# [EXERCISE PROMPT]
Show all lines below holding the string "Tagesticket".

________________________

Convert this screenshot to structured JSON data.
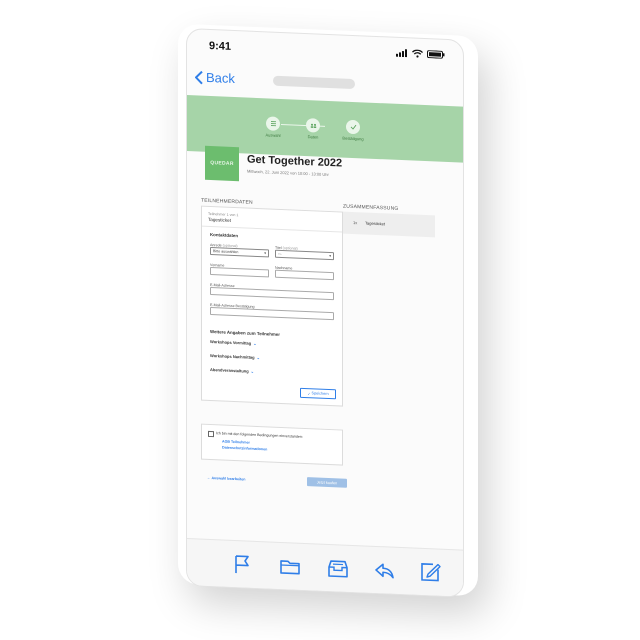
{
  "status_bar": {
    "time": "9:41"
  },
  "nav": {
    "back_label": "Back"
  },
  "steps": [
    {
      "label": "Auswahl"
    },
    {
      "label": "Daten"
    },
    {
      "label": "Bestätigung"
    }
  ],
  "event": {
    "logo_text": "QUEDAR",
    "title": "Get Together 2022",
    "date": "Mittwoch, 22. Juni 2022 von 10:00 - 13:00 Uhr"
  },
  "sections": {
    "participants": "TEILNEHMERDATEN",
    "summary": "ZUSAMMENFASSUNG"
  },
  "participant_card": {
    "counter": "Teilnehmer 1 von 1",
    "ticket": "Tagesticket",
    "contact_heading": "Kontaktdaten",
    "anrede_label": "Anrede",
    "anrede_optional": "(optional)",
    "anrede_value": "Bitte auswählen",
    "titel_label": "Titel",
    "titel_optional": "(optional)",
    "titel_value": "---",
    "vorname_label": "Vorname",
    "nachname_label": "Nachname",
    "email_label": "E-Mail-Adresse",
    "email_confirm_label": "E-Mail-Adresse Bestätigung",
    "more_heading": "Weitere Angaben zum Teilnehmer",
    "workshops_am": "Workshops Vormittag",
    "workshops_pm": "Workshops Nachmittag",
    "evening": "Abendveranstaltung",
    "save_label": "Speichern"
  },
  "terms": {
    "text": "Ich bin mit den folgenden Bedingungen einverstanden:",
    "link_agb": "AGB Teilnehmer",
    "link_privacy": "Datenschutzinformationen"
  },
  "footer_actions": {
    "edit_selection": "Auswahl bearbeiten",
    "buy_now": "Jetzt kaufen"
  },
  "summary": {
    "qty": "1x",
    "item": "Tagesticket"
  },
  "colors": {
    "accent": "#2f7ee8",
    "band": "#a6d4a8",
    "logo": "#6cbd6e"
  },
  "toolbar_icons": [
    "flag-icon",
    "folder-icon",
    "archive-icon",
    "reply-icon",
    "compose-icon"
  ]
}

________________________

# [SOLUTION]
    "ticket": "Tagesticket",
    "item": "Tagesticket"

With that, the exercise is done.